There’s an important reason why physician groups must do away with overly democratic or consensus style systems of governance: Those approaches make it impossible for the group to adopt a strategic, as opposed to a tactical, outlook.
Take a consensus style group that is unable to come to terms in respect of the expanded office hours demanded by a large number of referring physicians in the community. From a purely tactical standpoint, the group ventures into the question of the cost of the extra hours of operation and, although unspoken, of the convenience factor as run through each doctor’s personal filter.
But the strategic analysis is very different: If we value their referrals, how do continue to obtain the ongoing business of the physicians in our community who are already referring to us? This, of course, requires an understanding of the concept of lifetime value.

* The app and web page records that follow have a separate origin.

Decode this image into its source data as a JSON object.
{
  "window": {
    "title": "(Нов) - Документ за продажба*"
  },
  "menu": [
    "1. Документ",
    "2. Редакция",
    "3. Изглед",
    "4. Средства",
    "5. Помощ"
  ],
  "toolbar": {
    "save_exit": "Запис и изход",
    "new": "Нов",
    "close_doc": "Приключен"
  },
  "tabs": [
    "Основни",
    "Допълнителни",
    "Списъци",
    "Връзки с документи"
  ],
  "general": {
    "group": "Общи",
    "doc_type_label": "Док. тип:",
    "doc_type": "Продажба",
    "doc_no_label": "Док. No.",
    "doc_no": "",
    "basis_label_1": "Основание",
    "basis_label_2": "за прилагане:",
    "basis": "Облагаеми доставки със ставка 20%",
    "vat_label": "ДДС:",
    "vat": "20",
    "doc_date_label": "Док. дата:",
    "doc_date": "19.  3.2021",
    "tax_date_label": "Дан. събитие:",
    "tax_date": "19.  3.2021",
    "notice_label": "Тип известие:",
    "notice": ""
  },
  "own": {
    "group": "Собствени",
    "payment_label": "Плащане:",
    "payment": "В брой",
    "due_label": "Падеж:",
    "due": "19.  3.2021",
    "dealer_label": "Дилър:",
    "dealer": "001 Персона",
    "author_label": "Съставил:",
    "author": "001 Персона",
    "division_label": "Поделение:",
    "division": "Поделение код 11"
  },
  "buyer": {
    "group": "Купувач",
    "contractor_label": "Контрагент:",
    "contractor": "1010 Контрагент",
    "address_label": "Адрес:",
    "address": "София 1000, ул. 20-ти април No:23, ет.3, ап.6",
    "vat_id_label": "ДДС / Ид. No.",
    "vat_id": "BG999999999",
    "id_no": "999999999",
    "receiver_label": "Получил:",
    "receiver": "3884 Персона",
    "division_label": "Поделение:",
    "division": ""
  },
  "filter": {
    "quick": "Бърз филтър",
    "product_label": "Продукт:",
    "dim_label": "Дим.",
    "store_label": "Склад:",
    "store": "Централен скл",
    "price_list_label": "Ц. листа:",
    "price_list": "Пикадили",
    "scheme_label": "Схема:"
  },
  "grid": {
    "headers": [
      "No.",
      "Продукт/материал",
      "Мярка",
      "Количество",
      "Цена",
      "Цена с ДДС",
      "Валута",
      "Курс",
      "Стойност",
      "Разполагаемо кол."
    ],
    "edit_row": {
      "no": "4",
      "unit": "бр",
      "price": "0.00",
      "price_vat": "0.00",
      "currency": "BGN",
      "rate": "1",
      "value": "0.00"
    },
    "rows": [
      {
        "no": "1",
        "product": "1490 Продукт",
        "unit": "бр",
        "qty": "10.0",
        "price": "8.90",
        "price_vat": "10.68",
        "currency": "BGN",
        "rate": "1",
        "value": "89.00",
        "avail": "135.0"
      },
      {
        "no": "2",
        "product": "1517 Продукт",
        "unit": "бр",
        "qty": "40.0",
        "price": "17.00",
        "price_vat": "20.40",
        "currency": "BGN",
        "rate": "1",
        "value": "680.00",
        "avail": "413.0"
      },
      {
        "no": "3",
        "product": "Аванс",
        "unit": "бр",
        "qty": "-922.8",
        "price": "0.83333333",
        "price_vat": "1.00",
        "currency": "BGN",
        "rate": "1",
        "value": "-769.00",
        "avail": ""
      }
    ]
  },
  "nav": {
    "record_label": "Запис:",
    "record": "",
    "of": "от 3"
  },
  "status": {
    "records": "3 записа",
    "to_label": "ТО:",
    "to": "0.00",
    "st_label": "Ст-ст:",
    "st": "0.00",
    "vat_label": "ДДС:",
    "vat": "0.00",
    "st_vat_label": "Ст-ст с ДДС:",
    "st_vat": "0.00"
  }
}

As to the question of who should be making that decision, true democracy doesn’t work in business any more than it works in running a city, state or nation. As I advise clients, I’m a strong proponent of the “strong leader” form of governance. Whether that leader is grandfathered in or elected every year or two is an issue that turns on the culture of the specific group. If elections are the culture, that’s where democracy comes into play: representative democracy.
Leaders must be empowered to lead. Not all of their decisions will be good ones, so they must be free to fail as well as to succeed. Requiring a group vote or establishing a board consisting of all of the shareholders guts leadership and replaces it with its poor relation, consensus, which by nature suffers from the defects of peer pressure and compromise.
Lead, follow or get out of the way. Or, as the English author G.K. Chesterton poetically put it, “I’ve searched all the parks in all the cities and found no statues of committees.”